**SUPPLIED DATA**.
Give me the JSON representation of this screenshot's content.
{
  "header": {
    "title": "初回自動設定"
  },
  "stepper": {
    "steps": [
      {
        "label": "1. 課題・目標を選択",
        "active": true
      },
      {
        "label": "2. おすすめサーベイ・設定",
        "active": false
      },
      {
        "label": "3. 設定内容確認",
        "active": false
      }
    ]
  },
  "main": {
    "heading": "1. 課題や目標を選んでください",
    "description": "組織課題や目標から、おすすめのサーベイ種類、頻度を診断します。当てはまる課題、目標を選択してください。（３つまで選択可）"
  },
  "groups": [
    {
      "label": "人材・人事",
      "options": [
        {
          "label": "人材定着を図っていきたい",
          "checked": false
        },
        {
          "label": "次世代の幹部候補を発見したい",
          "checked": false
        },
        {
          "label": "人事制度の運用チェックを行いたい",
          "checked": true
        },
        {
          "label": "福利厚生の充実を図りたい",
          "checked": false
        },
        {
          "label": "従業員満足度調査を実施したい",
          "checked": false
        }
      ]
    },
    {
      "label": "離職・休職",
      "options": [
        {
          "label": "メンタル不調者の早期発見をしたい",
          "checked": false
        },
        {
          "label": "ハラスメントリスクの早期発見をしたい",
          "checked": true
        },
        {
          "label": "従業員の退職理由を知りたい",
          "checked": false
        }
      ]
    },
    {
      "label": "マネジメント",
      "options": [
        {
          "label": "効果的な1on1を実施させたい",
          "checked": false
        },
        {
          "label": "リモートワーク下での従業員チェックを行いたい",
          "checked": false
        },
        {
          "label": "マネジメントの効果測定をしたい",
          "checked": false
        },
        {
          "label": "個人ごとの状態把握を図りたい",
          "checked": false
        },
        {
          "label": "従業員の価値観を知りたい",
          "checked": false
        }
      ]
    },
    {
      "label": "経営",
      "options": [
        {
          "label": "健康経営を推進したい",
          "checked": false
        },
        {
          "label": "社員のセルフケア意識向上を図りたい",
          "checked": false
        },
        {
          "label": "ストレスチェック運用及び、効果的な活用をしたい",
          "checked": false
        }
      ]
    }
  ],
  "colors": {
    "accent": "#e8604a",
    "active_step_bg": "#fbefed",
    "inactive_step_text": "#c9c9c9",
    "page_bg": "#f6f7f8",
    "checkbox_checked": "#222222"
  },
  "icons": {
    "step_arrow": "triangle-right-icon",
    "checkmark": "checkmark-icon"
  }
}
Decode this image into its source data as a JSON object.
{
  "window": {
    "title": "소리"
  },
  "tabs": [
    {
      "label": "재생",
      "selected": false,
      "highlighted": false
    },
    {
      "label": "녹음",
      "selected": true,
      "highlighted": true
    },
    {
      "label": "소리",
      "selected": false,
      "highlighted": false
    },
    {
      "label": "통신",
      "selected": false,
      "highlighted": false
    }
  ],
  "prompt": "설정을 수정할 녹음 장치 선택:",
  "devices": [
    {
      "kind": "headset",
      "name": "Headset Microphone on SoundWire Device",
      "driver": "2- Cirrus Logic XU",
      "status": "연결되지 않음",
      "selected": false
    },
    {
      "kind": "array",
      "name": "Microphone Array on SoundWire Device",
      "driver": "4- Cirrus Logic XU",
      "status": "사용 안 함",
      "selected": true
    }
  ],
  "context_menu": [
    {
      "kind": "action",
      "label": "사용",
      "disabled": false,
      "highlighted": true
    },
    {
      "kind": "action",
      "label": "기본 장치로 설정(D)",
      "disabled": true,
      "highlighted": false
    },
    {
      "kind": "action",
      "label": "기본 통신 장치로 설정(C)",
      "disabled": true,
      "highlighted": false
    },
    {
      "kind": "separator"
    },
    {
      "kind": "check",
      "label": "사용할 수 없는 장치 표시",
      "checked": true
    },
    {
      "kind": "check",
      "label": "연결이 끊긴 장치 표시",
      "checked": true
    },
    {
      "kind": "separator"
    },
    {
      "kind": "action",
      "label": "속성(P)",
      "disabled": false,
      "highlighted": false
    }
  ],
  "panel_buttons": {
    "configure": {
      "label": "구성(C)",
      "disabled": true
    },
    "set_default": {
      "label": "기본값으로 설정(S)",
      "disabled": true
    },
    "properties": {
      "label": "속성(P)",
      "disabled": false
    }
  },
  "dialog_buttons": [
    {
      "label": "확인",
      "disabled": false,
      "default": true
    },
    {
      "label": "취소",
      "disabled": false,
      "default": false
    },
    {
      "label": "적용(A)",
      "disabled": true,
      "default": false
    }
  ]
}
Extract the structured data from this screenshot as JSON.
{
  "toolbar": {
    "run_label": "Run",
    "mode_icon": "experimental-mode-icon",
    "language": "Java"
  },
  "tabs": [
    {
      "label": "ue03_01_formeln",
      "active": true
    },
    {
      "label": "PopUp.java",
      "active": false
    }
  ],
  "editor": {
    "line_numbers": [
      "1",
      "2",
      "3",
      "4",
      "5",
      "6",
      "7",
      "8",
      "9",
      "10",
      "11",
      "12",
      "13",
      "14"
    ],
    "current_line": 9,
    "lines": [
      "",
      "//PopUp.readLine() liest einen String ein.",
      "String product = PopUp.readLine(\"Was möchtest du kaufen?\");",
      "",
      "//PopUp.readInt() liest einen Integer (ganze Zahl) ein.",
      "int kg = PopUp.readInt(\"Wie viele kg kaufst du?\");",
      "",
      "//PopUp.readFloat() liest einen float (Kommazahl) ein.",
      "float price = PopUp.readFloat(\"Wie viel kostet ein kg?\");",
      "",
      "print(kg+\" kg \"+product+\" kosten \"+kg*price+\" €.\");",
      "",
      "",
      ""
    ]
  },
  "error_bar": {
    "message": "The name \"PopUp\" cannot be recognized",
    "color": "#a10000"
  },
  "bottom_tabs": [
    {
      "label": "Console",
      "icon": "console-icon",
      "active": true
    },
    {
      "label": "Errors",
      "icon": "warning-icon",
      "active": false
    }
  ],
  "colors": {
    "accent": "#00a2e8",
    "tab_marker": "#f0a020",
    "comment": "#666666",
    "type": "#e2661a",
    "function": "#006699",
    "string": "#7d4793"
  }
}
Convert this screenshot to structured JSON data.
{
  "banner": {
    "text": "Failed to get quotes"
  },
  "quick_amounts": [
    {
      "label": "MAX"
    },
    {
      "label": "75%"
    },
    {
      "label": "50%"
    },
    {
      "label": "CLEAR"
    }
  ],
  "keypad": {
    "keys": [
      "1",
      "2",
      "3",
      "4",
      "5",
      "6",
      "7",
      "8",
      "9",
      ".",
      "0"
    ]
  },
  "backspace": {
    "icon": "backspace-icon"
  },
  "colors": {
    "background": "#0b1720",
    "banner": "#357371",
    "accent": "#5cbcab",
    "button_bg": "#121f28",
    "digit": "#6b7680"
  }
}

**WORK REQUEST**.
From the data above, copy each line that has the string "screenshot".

**RESULT OF THE TASK**.
Give me the JSON representation of this screenshot's content.
Extract the structured data from this screenshot as JSON.
Convert this screenshot to structured JSON data.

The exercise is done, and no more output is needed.